● EXERCISE DETAILS
Word for word, and with pictures excluded, copy out all the records that follow.

● PROVIDED DATA
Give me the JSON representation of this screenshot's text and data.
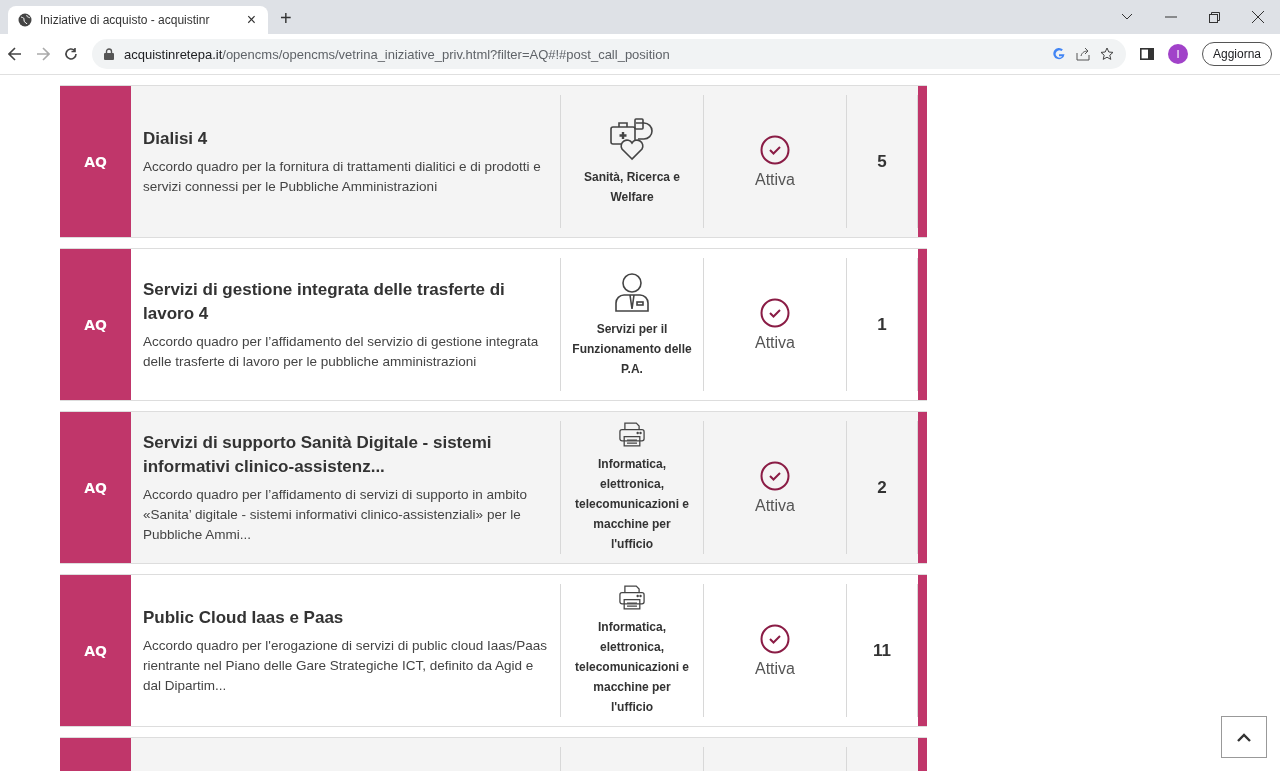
{
  "browser": {
    "tab_title": "Iniziative di acquisto - acquistinr",
    "tab_close": "×",
    "new_tab": "+",
    "url_domain": "acquistinretepa.it",
    "url_path": "/opencms/opencms/vetrina_iniziative_priv.html?filter=AQ#!#post_call_position",
    "profile_initial": "I",
    "update_button": "Aggiorna"
  },
  "initiatives": [
    {
      "badge": "AQ",
      "title": "Dialisi 4",
      "description": "Accordo quadro per la fornitura di trattamenti dialitici e di prodotti e servizi connessi per le Pubbliche Amministrazioni",
      "kind": "health",
      "category": "Sanità, Ricerca e Welfare",
      "status": "Attiva",
      "count": "5"
    },
    {
      "badge": "AQ",
      "title": "Servizi di gestione integrata delle trasferte di lavoro 4",
      "description": "Accordo quadro per l’affidamento del servizio di gestione integrata delle trasferte di lavoro per le pubbliche amministrazioni",
      "kind": "person",
      "category": "Servizi per il Funzionamento delle P.A.",
      "status": "Attiva",
      "count": "1"
    },
    {
      "badge": "AQ",
      "title": "Servizi di supporto Sanità Digitale - sistemi informativi clinico-assistenz...",
      "description": "Accordo quadro per l’affidamento di servizi di supporto in ambito «Sanita’ digitale - sistemi informativi clinico-assistenziali» per le Pubbliche Ammi...",
      "kind": "printer",
      "category": "Informatica, elettronica, telecomunicazioni e macchine per l'ufficio",
      "status": "Attiva",
      "count": "2"
    },
    {
      "badge": "AQ",
      "title": "Public Cloud Iaas e Paas",
      "description": "Accordo quadro per l'erogazione di servizi di public cloud Iaas/Paas rientrante nel Piano delle Gare Strategiche ICT, definito da Agid e dal Dipartim...",
      "kind": "printer",
      "category": "Informatica, elettronica, telecomunicazioni e macchine per l'ufficio",
      "status": "Attiva",
      "count": "11"
    }
  ]
}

● FINAL ANSWER
Give me the JSON representation of this screenshot's text and data.
{
  "browser": {
    "tab_title": "Iniziative di acquisto - acquistinr",
    "tab_close": "×",
    "new_tab": "+",
    "url_domain": "acquistinretepa.it",
    "url_path": "/opencms/opencms/vetrina_iniziative_priv.html?filter=AQ#!#post_call_position",
    "profile_initial": "I",
    "update_button": "Aggiorna"
  },
  "initiatives": [
    {
      "badge": "AQ",
      "title": "Dialisi 4",
      "description": "Accordo quadro per la fornitura di trattamenti dialitici e di prodotti e servizi connessi per le Pubbliche Amministrazioni",
      "kind": "health",
      "category": "Sanità, Ricerca e Welfare",
      "status": "Attiva",
      "count": "5"
    },
    {
      "badge": "AQ",
      "title": "Servizi di gestione integrata delle trasferte di lavoro 4",
      "description": "Accordo quadro per l’affidamento del servizio di gestione integrata delle trasferte di lavoro per le pubbliche amministrazioni",
      "kind": "person",
      "category": "Servizi per il Funzionamento delle P.A.",
      "status": "Attiva",
      "count": "1"
    },
    {
      "badge": "AQ",
      "title": "Servizi di supporto Sanità Digitale - sistemi informativi clinico-assistenz...",
      "description": "Accordo quadro per l’affidamento di servizi di supporto in ambito «Sanita’ digitale - sistemi informativi clinico-assistenziali» per le Pubbliche Ammi...",
      "kind": "printer",
      "category": "Informatica, elettronica, telecomunicazioni e macchine per l'ufficio",
      "status": "Attiva",
      "count": "2"
    },
    {
      "badge": "AQ",
      "title": "Public Cloud Iaas e Paas",
      "description": "Accordo quadro per l'erogazione di servizi di public cloud Iaas/Paas rientrante nel Piano delle Gare Strategiche ICT, definito da Agid e dal Dipartim...",
      "kind": "printer",
      "category": "Informatica, elettronica, telecomunicazioni e macchine per l'ufficio",
      "status": "Attiva",
      "count": "11"
    }
  ]
}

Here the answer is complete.